Data>

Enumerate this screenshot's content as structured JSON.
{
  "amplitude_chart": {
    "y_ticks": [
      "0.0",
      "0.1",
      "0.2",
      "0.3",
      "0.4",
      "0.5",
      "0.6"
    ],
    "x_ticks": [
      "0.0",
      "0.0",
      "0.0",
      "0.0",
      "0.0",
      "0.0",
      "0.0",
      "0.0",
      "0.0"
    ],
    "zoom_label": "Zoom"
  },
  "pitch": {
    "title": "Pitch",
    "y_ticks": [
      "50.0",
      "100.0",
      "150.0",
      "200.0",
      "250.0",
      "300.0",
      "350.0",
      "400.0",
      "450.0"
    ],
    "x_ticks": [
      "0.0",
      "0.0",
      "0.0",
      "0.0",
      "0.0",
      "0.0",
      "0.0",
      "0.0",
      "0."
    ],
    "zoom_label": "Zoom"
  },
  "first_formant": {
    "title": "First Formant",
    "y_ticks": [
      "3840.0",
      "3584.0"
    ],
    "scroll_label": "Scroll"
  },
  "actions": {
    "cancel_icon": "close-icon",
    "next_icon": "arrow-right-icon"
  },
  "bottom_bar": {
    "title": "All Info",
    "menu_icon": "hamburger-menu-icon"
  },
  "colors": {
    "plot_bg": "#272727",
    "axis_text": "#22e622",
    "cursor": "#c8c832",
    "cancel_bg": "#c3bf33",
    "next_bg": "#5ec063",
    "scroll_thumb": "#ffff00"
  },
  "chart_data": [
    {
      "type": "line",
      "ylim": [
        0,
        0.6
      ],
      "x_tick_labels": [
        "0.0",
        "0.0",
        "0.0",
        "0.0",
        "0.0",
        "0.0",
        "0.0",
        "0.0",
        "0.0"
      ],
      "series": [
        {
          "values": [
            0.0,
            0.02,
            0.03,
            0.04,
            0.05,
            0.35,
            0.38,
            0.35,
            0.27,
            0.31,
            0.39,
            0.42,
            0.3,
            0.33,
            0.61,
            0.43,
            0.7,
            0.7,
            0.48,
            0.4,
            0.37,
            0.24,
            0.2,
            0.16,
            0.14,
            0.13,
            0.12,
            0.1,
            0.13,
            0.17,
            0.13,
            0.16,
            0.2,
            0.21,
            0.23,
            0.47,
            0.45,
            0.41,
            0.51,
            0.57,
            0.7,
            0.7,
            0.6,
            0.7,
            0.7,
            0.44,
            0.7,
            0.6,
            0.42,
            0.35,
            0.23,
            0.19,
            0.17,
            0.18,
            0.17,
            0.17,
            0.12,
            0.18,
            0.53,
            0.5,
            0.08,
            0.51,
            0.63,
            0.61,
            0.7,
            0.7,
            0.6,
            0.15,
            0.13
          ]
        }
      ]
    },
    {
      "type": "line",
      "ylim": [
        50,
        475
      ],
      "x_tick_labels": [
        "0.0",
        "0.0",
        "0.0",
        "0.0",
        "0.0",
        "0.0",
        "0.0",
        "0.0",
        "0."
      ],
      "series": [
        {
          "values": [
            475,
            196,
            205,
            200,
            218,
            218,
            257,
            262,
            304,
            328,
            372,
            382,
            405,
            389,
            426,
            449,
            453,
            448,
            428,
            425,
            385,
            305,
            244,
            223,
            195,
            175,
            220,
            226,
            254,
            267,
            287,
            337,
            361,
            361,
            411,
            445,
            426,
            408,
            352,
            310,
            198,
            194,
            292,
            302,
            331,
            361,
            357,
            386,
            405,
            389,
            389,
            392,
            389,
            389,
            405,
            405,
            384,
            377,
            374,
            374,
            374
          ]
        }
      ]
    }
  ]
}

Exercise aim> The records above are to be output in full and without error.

Your solution>
Enumerate this screenshot's content as structured JSON.
{
  "amplitude_chart": {
    "y_ticks": [
      "0.0",
      "0.1",
      "0.2",
      "0.3",
      "0.4",
      "0.5",
      "0.6"
    ],
    "x_ticks": [
      "0.0",
      "0.0",
      "0.0",
      "0.0",
      "0.0",
      "0.0",
      "0.0",
      "0.0",
      "0.0"
    ],
    "zoom_label": "Zoom"
  },
  "pitch": {
    "title": "Pitch",
    "y_ticks": [
      "50.0",
      "100.0",
      "150.0",
      "200.0",
      "250.0",
      "300.0",
      "350.0",
      "400.0",
      "450.0"
    ],
    "x_ticks": [
      "0.0",
      "0.0",
      "0.0",
      "0.0",
      "0.0",
      "0.0",
      "0.0",
      "0.0",
      "0."
    ],
    "zoom_label": "Zoom"
  },
  "first_formant": {
    "title": "First Formant",
    "y_ticks": [
      "3840.0",
      "3584.0"
    ],
    "scroll_label": "Scroll"
  },
  "actions": {
    "cancel_icon": "close-icon",
    "next_icon": "arrow-right-icon"
  },
  "bottom_bar": {
    "title": "All Info",
    "menu_icon": "hamburger-menu-icon"
  },
  "colors": {
    "plot_bg": "#272727",
    "axis_text": "#22e622",
    "cursor": "#c8c832",
    "cancel_bg": "#c3bf33",
    "next_bg": "#5ec063",
    "scroll_thumb": "#ffff00"
  },
  "chart_data": [
    {
      "type": "line",
      "ylim": [
        0,
        0.6
      ],
      "x_tick_labels": [
        "0.0",
        "0.0",
        "0.0",
        "0.0",
        "0.0",
        "0.0",
        "0.0",
        "0.0",
        "0.0"
      ],
      "series": [
        {
          "values": [
            0.0,
            0.02,
            0.03,
            0.04,
            0.05,
            0.35,
            0.38,
            0.35,
            0.27,
            0.31,
            0.39,
            0.42,
            0.3,
            0.33,
            0.61,
            0.43,
            0.7,
            0.7,
            0.48,
            0.4,
            0.37,
            0.24,
            0.2,
            0.16,
            0.14,
            0.13,
            0.12,
            0.1,
            0.13,
            0.17,
            0.13,
            0.16,
            0.2,
            0.21,
            0.23,
            0.47,
            0.45,
            0.41,
            0.51,
            0.57,
            0.7,
            0.7,
            0.6,
            0.7,
            0.7,
            0.44,
            0.7,
            0.6,
            0.42,
            0.35,
            0.23,
            0.19,
            0.17,
            0.18,
            0.17,
            0.17,
            0.12,
            0.18,
            0.53,
            0.5,
            0.08,
            0.51,
            0.63,
            0.61,
            0.7,
            0.7,
            0.6,
            0.15,
            0.13
          ]
        }
      ]
    },
    {
      "type": "line",
      "ylim": [
        50,
        475
      ],
      "x_tick_labels": [
        "0.0",
        "0.0",
        "0.0",
        "0.0",
        "0.0",
        "0.0",
        "0.0",
        "0.0",
        "0."
      ],
      "series": [
        {
          "values": [
            475,
            196,
            205,
            200,
            218,
            218,
            257,
            262,
            304,
            328,
            372,
            382,
            405,
            389,
            426,
            449,
            453,
            448,
            428,
            425,
            385,
            305,
            244,
            223,
            195,
            175,
            220,
            226,
            254,
            267,
            287,
            337,
            361,
            361,
            411,
            445,
            426,
            408,
            352,
            310,
            198,
            194,
            292,
            302,
            331,
            361,
            357,
            386,
            405,
            389,
            389,
            392,
            389,
            389,
            405,
            405,
            384,
            377,
            374,
            374,
            374
          ]
        }
      ]
    }
  ]
}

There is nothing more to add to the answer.